Forgive and Forget?
Lorne Matalon is a reporter for The World. His television documentary on a well-intended but flawed attempt to liberate slaves in Sudan was nominated for an Emmy, and he's reported and produced television documentaries both domestically and in Africa, and Brazil.
Mexicans are watching the U.S. presidential race, with polls showing a split along socio-economic lines that mirrors that of Mexican society itself. But the vast majority of Mexicans surveyed recently say they support the Democratic Party, with many saying initially preferred Hillary Clinton as the nominee. But the same polls say Barack Obama now enjoys tremendous support in Mexico. The World's Lorne Matalon reports from Mexico City. Read More.
I believe Matalon has misinterpreted the phrase "Vaya Con Dios" in reference to the McCain flier. It does mean "Go With God," which in Spanish is used as a form of "Goodbye." It is generally reserved for someone who is going on a trip, leaving perhaps for a long time or on a perilous journey.
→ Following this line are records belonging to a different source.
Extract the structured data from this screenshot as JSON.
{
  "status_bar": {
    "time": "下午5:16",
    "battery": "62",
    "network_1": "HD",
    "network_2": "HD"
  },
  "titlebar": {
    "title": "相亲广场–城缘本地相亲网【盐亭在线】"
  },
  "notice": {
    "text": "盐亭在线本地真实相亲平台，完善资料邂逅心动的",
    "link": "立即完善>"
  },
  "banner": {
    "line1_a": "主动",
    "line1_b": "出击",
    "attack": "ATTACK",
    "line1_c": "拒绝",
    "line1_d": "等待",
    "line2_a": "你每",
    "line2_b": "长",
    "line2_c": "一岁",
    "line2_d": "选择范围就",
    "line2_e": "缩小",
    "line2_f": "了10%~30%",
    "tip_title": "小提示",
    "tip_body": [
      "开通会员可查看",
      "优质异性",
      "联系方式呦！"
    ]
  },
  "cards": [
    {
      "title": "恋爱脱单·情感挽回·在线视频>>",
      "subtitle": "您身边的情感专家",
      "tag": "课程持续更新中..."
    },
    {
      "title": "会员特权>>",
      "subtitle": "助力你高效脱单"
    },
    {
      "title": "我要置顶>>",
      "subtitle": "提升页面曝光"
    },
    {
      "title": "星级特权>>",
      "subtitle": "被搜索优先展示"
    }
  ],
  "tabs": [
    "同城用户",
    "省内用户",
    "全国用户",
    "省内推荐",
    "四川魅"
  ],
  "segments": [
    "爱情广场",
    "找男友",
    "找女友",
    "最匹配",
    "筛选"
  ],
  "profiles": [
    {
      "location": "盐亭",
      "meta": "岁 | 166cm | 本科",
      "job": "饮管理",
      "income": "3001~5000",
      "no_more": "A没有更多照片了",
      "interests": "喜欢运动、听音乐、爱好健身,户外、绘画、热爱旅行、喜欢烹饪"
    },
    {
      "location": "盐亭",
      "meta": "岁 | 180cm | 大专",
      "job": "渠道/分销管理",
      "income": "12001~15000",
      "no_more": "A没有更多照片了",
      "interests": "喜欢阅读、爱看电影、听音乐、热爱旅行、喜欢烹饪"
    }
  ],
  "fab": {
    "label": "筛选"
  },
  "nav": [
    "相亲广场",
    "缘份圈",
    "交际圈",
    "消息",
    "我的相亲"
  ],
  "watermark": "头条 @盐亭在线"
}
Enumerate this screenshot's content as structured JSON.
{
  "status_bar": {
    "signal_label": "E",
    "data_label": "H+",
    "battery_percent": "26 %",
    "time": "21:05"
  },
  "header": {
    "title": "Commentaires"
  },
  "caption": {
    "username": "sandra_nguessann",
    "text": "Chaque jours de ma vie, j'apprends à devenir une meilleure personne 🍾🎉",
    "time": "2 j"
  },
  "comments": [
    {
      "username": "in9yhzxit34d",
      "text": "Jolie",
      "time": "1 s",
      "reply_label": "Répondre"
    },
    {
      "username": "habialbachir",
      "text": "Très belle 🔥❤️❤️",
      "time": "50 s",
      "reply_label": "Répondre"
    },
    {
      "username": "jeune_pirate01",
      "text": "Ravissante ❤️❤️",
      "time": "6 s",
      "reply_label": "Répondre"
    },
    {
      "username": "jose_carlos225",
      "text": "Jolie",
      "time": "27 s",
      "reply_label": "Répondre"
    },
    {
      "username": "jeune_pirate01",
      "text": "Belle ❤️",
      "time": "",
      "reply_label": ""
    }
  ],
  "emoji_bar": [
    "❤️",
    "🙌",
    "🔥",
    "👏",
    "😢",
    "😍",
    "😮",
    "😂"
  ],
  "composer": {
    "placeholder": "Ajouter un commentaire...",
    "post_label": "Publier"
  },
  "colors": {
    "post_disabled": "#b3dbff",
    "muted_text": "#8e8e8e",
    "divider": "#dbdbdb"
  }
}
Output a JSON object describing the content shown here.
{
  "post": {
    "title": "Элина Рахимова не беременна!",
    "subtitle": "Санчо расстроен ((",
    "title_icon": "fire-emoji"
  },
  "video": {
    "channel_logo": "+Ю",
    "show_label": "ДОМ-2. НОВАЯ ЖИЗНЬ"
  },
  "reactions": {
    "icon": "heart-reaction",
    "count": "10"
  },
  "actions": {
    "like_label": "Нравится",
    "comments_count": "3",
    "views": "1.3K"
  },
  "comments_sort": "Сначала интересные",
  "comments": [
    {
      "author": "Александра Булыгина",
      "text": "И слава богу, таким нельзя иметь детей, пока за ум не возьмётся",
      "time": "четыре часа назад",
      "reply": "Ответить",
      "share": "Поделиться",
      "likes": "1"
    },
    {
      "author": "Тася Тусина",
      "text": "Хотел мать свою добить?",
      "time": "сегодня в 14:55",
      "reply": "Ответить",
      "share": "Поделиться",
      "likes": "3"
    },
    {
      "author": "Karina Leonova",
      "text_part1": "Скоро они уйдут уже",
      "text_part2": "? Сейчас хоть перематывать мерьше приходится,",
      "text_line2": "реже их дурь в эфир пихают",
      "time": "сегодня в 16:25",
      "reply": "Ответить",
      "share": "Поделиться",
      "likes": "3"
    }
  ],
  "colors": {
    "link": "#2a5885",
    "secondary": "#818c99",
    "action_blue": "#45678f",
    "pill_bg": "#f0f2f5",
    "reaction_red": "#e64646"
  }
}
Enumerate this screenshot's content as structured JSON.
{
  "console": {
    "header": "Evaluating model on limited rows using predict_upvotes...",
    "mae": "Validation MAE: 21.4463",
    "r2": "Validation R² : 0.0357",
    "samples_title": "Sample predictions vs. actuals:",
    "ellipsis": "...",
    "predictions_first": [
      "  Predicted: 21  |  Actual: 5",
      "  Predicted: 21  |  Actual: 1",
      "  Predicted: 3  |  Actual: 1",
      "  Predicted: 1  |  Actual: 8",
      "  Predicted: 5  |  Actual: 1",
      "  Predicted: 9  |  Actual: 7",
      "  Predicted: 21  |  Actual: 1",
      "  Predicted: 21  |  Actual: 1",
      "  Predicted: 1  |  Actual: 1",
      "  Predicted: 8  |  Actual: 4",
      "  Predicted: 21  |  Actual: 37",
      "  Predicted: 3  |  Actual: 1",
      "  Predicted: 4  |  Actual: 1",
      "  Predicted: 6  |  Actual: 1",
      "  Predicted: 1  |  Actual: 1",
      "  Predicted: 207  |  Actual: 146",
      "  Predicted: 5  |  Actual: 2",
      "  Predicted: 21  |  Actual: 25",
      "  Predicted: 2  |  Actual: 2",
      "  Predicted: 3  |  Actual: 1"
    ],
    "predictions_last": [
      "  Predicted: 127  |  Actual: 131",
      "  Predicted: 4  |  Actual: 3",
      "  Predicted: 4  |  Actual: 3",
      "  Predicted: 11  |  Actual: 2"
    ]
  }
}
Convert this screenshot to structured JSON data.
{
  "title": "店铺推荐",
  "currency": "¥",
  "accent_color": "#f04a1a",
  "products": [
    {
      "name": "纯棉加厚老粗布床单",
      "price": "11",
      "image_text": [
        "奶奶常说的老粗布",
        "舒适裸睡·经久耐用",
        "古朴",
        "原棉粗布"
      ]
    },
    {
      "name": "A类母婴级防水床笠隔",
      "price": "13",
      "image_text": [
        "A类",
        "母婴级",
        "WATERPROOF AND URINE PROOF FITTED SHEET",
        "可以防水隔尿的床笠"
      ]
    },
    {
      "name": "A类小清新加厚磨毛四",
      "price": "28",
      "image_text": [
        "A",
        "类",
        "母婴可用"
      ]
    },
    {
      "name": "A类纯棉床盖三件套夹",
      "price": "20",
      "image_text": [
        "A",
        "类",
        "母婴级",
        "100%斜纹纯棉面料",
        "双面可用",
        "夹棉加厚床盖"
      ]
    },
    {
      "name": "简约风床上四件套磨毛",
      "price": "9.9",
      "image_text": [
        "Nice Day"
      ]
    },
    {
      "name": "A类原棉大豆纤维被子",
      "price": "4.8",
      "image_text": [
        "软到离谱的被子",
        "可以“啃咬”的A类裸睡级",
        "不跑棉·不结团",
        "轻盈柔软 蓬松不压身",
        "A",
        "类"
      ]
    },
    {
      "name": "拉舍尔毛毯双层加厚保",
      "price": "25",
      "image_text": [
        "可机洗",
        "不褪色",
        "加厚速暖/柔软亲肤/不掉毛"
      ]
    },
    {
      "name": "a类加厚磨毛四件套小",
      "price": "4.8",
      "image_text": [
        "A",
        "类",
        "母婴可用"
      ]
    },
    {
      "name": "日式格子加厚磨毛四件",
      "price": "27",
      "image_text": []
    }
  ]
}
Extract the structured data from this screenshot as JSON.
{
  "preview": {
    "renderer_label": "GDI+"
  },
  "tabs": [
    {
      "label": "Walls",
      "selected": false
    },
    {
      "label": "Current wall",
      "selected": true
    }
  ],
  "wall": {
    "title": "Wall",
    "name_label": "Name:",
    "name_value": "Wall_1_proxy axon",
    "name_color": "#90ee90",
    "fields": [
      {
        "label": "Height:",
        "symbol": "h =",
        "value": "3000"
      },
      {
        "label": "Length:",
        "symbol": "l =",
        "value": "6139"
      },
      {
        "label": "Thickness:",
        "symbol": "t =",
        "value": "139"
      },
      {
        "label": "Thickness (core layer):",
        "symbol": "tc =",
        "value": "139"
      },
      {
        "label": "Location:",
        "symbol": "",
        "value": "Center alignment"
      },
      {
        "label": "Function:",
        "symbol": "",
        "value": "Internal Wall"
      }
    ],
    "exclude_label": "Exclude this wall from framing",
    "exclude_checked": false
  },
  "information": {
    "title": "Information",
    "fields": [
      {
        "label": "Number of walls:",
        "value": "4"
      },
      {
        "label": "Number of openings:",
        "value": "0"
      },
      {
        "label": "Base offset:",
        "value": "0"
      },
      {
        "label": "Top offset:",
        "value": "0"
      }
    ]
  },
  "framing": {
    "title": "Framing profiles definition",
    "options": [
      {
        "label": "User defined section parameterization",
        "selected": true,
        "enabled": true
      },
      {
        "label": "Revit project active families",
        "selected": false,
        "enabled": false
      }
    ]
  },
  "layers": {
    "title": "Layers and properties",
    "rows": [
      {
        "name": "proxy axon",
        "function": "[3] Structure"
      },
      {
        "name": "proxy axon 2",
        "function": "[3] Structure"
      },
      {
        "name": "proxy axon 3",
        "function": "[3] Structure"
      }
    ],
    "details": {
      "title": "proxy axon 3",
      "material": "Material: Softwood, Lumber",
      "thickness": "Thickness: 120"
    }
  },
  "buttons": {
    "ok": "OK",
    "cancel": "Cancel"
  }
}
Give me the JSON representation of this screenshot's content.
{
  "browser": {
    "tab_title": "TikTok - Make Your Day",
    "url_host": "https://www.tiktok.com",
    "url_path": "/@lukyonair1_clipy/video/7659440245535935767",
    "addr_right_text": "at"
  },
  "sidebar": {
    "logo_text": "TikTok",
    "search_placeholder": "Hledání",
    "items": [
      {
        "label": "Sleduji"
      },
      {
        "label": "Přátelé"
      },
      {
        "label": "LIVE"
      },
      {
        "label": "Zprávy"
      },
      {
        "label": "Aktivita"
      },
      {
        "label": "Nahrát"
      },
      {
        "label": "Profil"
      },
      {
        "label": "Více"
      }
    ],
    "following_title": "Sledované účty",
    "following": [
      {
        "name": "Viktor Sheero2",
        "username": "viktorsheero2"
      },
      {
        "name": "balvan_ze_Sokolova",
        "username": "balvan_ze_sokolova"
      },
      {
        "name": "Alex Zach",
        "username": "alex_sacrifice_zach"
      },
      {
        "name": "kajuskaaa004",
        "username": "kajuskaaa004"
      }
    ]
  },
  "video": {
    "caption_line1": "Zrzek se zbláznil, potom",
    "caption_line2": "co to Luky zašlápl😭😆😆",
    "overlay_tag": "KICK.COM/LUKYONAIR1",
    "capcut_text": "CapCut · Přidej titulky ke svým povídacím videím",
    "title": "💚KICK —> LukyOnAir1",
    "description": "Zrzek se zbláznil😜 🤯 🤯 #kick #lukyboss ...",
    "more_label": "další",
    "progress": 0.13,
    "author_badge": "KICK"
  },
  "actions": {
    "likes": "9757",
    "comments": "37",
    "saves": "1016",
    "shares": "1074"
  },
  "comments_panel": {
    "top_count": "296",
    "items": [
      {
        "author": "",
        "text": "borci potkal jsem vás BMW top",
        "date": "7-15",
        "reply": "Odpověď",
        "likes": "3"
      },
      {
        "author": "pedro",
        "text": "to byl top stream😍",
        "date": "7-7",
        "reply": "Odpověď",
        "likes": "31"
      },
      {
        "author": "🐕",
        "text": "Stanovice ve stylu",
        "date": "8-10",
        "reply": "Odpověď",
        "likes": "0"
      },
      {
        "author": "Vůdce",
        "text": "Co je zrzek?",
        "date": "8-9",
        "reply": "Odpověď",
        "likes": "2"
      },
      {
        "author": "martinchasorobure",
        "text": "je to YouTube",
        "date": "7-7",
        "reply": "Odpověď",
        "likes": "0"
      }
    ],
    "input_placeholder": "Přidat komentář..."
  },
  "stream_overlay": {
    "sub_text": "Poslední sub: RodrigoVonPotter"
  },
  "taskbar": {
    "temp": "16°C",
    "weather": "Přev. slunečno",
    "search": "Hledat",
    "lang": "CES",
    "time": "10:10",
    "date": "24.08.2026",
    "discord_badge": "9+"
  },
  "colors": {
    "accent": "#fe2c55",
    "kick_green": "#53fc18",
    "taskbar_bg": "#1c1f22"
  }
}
Because this flier accompanied the the "Viva Obama" posting, I'm willing to bet the intention of the McCain well wisher was more tongue-in-cheek, as in "See Ya Sucker."
michael cook - puerto viejo de limon, costa rica
I'm a part time American ex-pat who's lived on the Caribbean coast of Costa Rica for six, eight, even fourteen months at a pop, for almost a decade.
Lorne Matalon's piece about how Mexico is viewing the race intrigued me because I have been watching, with amazement, at just how interested many Costa Ricans are about the coming US election.This is the third presidential election I've watched wind down from here. But never, never, was there the interest in either the 2000 or 2004 election that there is in this year's race.People are excited, and it all has to do with the fact the US may elect a "moreno" as its president.The community I live in is a little town at the end of a long, bumpy, and often dusty road that is best known for a surf break called Salsa Brava.It is not exactly a place where one would expect to find people paying close attention to a political race being waged in another country.But they are.Puerto Viejo is a racially and ethnically diverse community. Old time locals are either Latino, indigenous Bri Bri,or Afro-Jamaican descendants of slaves emancipated by the British in the mid 19th century.There is a small but thriving long time Chinese expat community, many of whom have lived here for multiple generations.Through the years, there has been a lot of inter-marriage and the result is a community that both diverse and cohesive.The young people here, because of their mixed racial heritages, are the most excited by Barack Obama's candidacy.I was surfing this morning and four guys, all of them in their very early twenties, were wearing tank tops while surfing that had a photo of Barack Obama on them with the slogan, "Si, A 'Rasta-Bama'" underneath.Some American ex-pats who own businesses have traditional Obama campaign signs in their establishments.But even in Tico establishments, hand made signs that read "Vaya Obama" and "Hay Esperanza" are surprisingly common.As I said, I've watched three US elections from here, but I've never seen anything like this.It makes me think Colin Powell was right; this young, charismatic, articulate "moreno" is, indeed, some kind of "transformational figure".I just hope the good Lord is watching over him in a big, big way.